* _Activity_:
From the records that follow, copy every line that contains the word "harus".

* _Data for this task_:
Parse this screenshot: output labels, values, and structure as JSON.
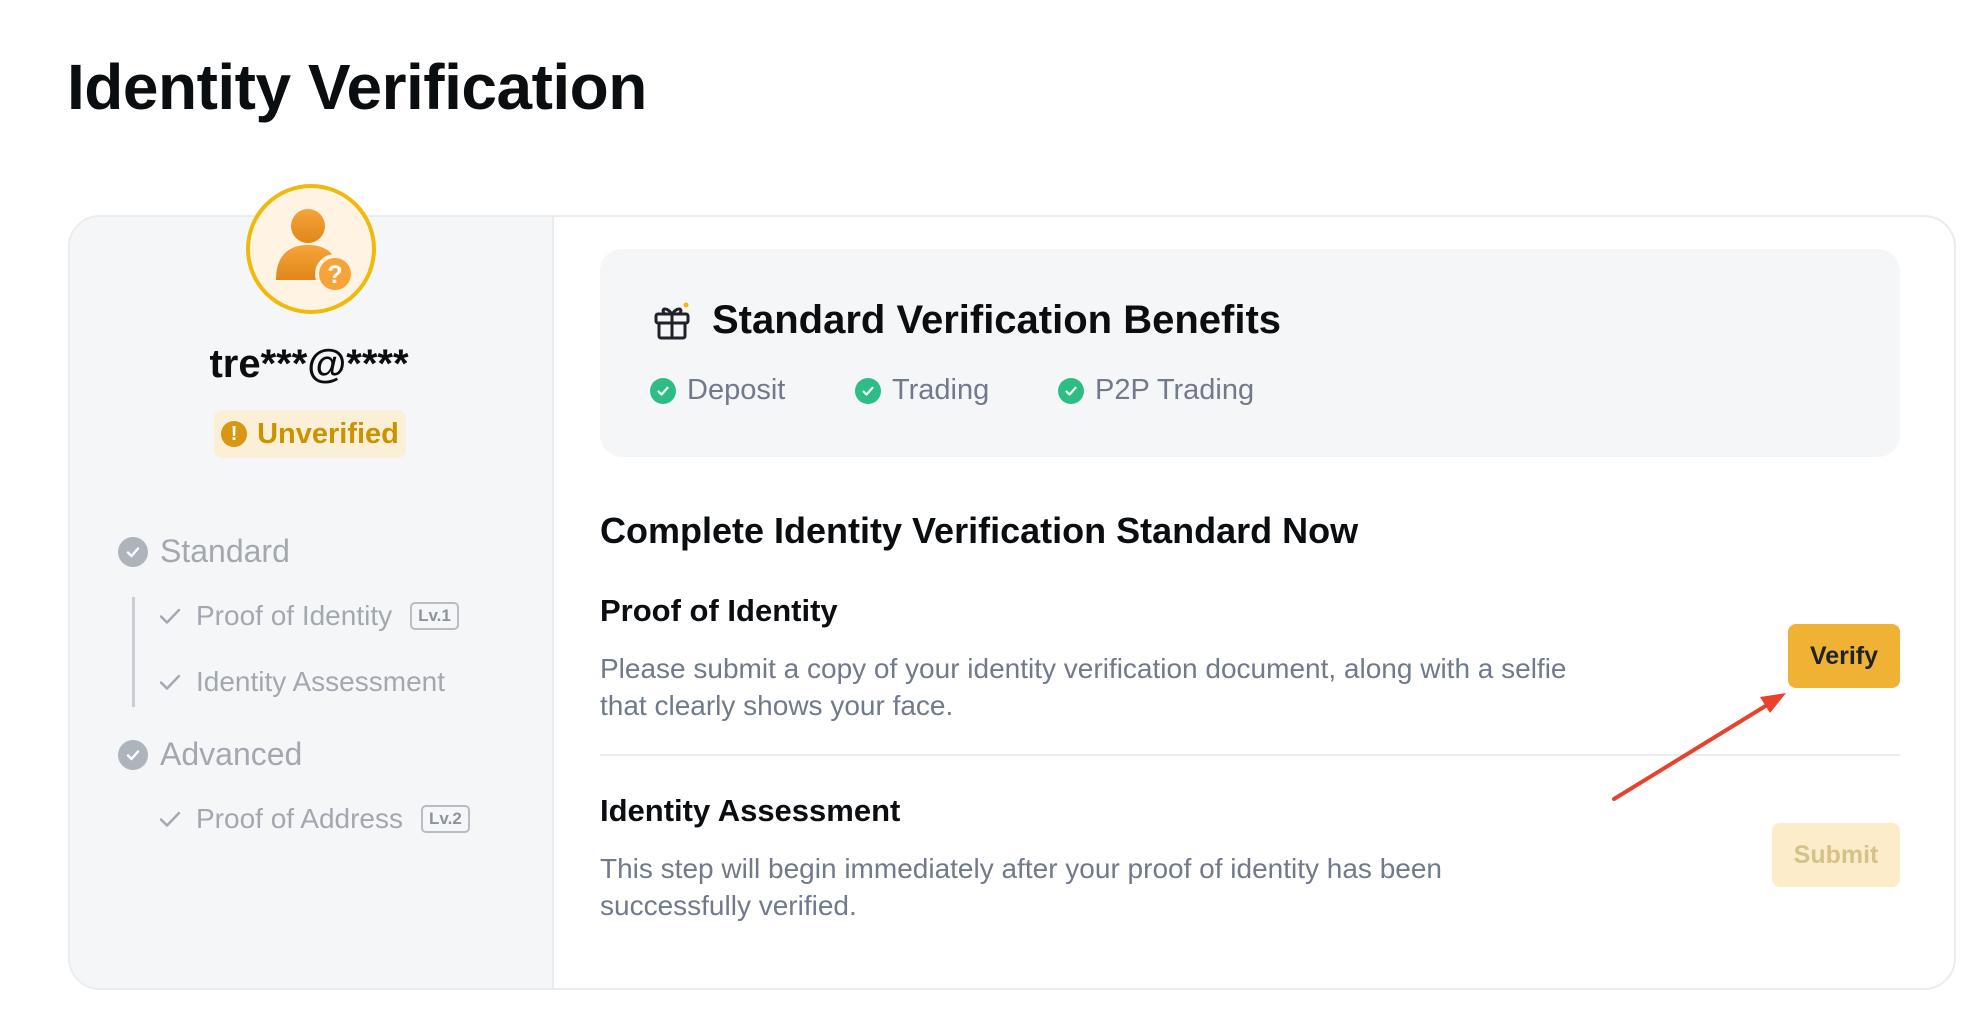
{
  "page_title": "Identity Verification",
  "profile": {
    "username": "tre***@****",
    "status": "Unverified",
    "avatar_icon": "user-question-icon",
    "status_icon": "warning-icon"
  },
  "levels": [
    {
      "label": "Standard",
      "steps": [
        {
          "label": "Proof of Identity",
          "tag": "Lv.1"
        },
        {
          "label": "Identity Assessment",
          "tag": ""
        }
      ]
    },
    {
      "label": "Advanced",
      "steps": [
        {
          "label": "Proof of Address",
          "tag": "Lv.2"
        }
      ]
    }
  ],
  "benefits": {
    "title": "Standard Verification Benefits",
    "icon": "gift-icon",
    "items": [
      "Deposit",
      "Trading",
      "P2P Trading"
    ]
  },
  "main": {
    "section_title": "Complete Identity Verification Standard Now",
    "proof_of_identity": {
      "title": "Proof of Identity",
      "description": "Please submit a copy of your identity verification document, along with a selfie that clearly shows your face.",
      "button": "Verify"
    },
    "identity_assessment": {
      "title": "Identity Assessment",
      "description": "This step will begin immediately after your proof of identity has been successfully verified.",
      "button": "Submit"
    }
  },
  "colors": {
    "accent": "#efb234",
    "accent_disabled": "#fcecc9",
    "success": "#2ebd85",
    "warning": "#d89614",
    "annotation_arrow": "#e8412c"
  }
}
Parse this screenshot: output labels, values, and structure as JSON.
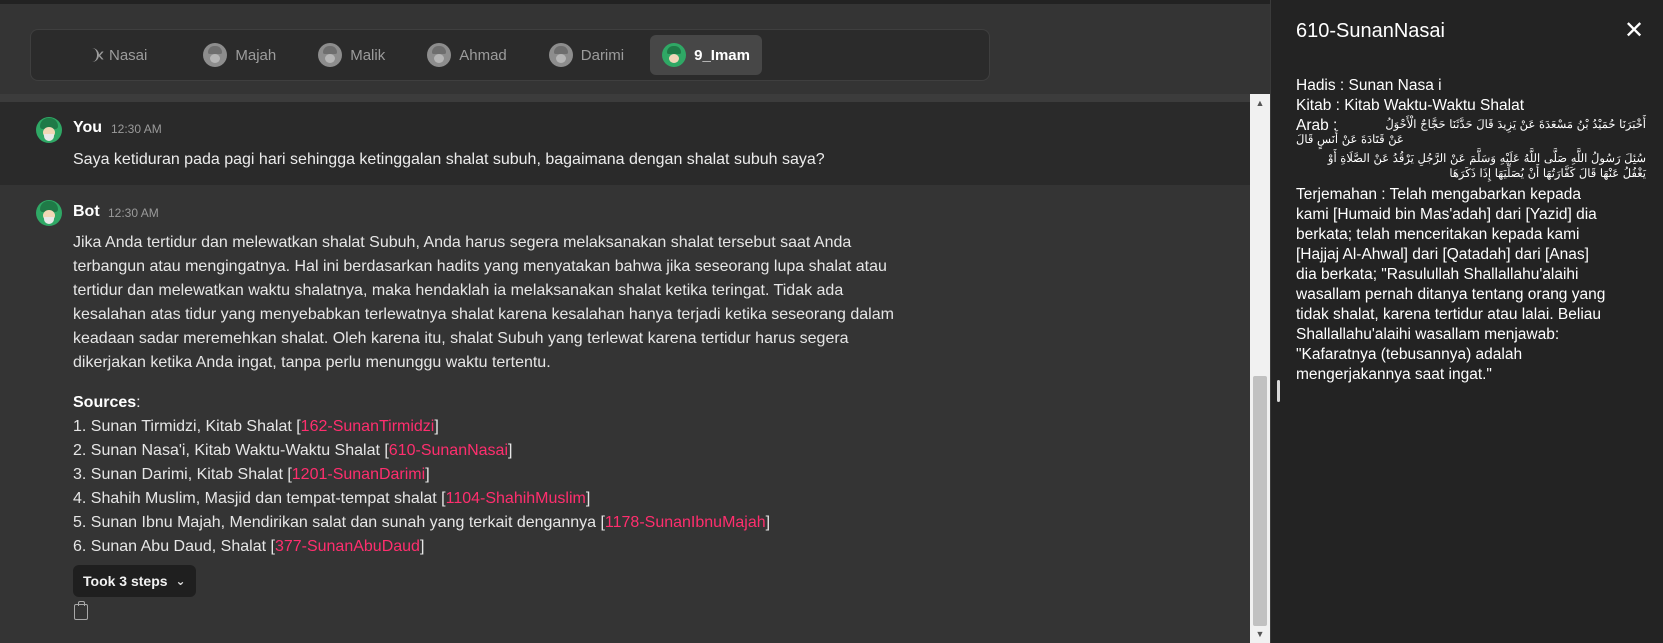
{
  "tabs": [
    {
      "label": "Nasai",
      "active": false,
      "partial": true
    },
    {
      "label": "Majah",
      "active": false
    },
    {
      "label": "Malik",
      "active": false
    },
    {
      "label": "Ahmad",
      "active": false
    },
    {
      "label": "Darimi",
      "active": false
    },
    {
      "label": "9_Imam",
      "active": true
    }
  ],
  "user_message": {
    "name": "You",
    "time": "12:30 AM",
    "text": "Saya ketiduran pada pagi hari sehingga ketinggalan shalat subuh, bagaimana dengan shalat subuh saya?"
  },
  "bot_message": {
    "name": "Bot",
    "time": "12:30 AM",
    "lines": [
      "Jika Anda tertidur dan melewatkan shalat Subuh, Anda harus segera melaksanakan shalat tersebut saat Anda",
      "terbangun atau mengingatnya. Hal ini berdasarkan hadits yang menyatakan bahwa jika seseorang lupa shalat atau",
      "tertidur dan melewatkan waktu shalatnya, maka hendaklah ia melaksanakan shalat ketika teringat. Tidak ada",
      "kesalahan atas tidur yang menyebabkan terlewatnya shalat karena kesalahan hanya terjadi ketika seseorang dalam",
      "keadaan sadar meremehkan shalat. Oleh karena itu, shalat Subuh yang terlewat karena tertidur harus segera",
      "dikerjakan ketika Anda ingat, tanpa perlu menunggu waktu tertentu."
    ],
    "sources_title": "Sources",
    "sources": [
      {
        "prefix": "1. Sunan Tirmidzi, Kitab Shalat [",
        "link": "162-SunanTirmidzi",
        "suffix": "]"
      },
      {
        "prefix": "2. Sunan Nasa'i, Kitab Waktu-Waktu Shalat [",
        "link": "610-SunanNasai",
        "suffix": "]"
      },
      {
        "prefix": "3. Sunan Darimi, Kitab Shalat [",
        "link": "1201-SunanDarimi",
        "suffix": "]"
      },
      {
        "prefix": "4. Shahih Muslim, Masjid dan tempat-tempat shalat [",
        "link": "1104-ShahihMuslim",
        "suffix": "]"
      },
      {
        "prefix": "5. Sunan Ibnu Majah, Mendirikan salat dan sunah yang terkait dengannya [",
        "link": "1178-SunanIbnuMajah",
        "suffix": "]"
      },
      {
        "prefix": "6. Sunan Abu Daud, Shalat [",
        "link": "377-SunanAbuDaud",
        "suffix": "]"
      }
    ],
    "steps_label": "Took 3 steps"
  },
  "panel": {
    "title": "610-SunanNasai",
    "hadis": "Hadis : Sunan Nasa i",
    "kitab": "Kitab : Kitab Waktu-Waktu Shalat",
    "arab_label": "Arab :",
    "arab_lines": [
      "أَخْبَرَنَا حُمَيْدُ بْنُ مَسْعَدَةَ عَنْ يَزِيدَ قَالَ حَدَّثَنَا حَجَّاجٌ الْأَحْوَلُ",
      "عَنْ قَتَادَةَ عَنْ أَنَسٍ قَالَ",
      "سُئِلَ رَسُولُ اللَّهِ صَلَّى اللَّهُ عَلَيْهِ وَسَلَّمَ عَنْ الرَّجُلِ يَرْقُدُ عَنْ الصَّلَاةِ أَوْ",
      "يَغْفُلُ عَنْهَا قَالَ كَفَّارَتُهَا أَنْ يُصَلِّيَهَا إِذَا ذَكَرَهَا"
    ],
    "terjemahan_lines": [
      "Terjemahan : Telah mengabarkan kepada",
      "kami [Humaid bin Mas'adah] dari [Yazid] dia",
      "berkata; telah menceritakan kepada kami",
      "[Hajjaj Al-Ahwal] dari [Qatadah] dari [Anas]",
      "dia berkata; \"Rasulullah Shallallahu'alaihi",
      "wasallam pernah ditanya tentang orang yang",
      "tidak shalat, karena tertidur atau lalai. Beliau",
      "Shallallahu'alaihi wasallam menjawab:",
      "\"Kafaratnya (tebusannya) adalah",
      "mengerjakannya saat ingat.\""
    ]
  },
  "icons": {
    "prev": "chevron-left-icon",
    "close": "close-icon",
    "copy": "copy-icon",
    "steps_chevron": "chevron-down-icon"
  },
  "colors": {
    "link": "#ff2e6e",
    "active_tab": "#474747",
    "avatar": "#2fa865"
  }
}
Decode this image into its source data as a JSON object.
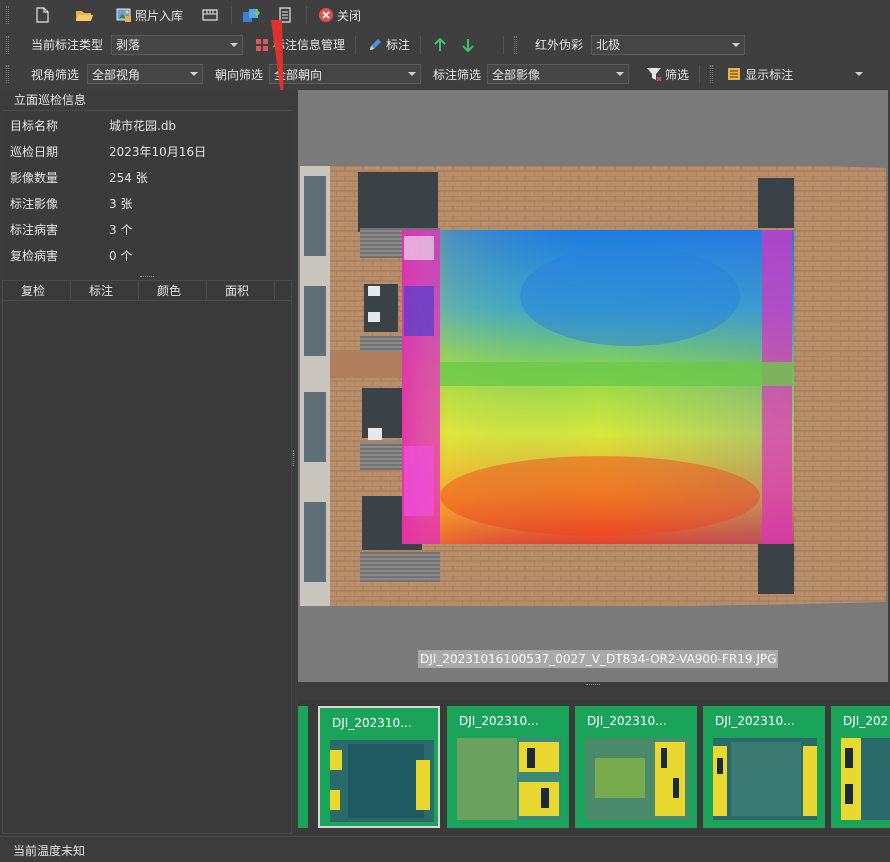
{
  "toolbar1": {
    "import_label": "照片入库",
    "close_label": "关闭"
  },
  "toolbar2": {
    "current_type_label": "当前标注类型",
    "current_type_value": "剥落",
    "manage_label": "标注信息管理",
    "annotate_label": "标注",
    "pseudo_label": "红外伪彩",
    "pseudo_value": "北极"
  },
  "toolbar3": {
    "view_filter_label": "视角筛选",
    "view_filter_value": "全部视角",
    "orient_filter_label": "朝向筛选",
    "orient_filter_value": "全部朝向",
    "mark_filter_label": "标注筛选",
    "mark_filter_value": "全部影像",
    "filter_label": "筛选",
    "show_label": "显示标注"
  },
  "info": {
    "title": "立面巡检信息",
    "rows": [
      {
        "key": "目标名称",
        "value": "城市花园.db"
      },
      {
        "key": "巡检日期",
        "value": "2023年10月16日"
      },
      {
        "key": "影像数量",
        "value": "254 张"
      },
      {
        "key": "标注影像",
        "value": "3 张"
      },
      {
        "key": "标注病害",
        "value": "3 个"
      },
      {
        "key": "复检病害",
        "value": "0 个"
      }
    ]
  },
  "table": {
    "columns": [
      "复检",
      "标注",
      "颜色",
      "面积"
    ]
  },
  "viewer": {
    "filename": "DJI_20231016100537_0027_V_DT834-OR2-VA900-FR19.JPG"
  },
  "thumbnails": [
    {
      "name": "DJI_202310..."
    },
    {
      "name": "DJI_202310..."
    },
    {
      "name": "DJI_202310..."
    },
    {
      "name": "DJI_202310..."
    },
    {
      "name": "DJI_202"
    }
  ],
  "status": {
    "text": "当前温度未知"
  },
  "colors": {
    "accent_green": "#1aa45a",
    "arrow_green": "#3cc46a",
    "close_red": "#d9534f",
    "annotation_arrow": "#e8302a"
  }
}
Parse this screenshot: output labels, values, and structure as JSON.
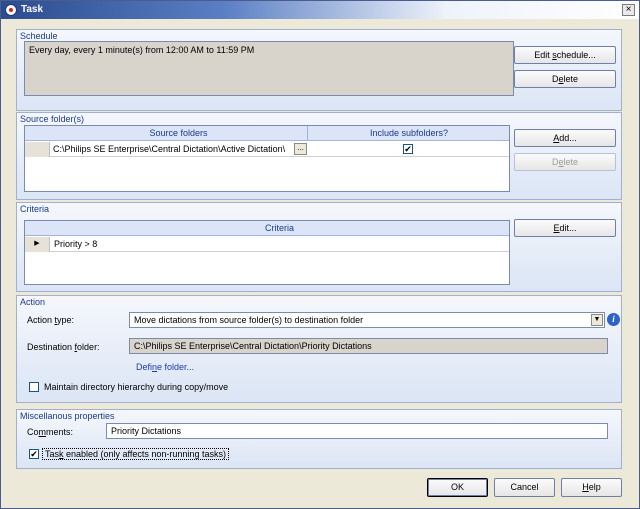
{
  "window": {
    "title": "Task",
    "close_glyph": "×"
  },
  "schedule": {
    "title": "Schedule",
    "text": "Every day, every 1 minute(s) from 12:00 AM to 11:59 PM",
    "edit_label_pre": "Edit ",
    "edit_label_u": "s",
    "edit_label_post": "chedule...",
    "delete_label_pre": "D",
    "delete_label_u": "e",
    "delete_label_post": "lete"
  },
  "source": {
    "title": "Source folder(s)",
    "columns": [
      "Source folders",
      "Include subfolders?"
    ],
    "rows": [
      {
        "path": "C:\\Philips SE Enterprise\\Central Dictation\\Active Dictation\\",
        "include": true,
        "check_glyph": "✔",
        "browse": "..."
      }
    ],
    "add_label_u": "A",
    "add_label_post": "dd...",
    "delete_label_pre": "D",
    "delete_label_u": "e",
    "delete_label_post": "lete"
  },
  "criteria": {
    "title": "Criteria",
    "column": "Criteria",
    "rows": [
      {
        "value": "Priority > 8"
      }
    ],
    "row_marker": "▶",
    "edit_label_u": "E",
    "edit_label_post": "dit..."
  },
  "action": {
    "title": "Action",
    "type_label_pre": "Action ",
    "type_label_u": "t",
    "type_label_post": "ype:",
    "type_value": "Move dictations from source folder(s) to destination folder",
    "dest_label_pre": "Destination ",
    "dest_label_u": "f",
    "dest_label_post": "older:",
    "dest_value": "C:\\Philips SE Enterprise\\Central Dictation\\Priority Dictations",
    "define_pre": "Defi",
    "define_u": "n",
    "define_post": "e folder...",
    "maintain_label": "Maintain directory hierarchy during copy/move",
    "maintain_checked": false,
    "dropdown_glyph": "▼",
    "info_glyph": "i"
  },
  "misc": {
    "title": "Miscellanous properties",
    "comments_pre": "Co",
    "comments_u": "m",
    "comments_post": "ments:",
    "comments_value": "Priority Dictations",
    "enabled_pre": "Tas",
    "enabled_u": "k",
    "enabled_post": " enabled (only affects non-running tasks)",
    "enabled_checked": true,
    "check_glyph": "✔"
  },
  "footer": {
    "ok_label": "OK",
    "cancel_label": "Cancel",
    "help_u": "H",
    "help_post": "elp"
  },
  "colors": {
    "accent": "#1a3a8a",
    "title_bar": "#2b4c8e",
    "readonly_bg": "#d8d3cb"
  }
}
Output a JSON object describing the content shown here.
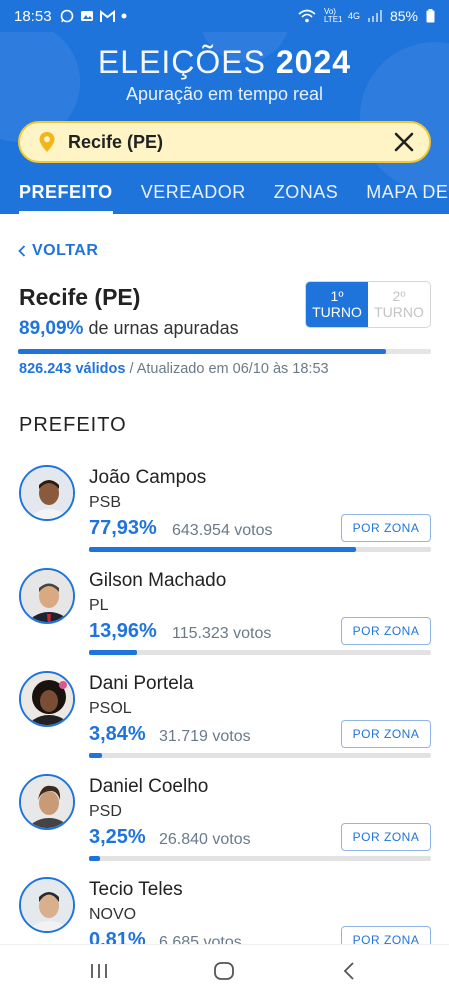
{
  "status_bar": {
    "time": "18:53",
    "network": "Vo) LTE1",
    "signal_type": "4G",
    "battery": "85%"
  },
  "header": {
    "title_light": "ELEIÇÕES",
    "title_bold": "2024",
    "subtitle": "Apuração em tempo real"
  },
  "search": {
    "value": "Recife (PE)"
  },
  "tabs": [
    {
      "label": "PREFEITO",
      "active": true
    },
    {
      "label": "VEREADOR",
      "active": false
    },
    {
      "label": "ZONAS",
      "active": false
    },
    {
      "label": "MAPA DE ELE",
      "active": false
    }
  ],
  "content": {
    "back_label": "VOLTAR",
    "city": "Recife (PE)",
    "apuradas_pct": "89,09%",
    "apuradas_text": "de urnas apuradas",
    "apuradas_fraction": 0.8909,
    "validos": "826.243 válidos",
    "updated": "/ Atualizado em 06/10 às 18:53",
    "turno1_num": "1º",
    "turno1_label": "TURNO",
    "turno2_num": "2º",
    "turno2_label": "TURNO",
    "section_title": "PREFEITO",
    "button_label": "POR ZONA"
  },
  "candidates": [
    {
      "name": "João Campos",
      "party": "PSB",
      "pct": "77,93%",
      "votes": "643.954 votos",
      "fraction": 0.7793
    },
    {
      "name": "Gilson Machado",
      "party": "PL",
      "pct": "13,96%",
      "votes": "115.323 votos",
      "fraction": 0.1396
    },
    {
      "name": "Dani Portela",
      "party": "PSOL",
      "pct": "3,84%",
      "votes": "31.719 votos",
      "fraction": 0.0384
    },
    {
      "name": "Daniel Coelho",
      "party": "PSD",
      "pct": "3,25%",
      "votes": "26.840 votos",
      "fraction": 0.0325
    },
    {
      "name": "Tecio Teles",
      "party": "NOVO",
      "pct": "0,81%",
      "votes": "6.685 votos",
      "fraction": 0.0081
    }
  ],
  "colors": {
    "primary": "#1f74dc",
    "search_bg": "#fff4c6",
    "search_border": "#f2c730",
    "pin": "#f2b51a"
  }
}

* _Solution for this task_:
      "Jika Anda tertidur dan melewatkan shalat Subuh, Anda harus segera melaksanakan shalat tersebut saat Anda",
      "keadaan sadar meremehkan shalat. Oleh karena itu, shalat Subuh yang terlewat karena tertidur harus segera",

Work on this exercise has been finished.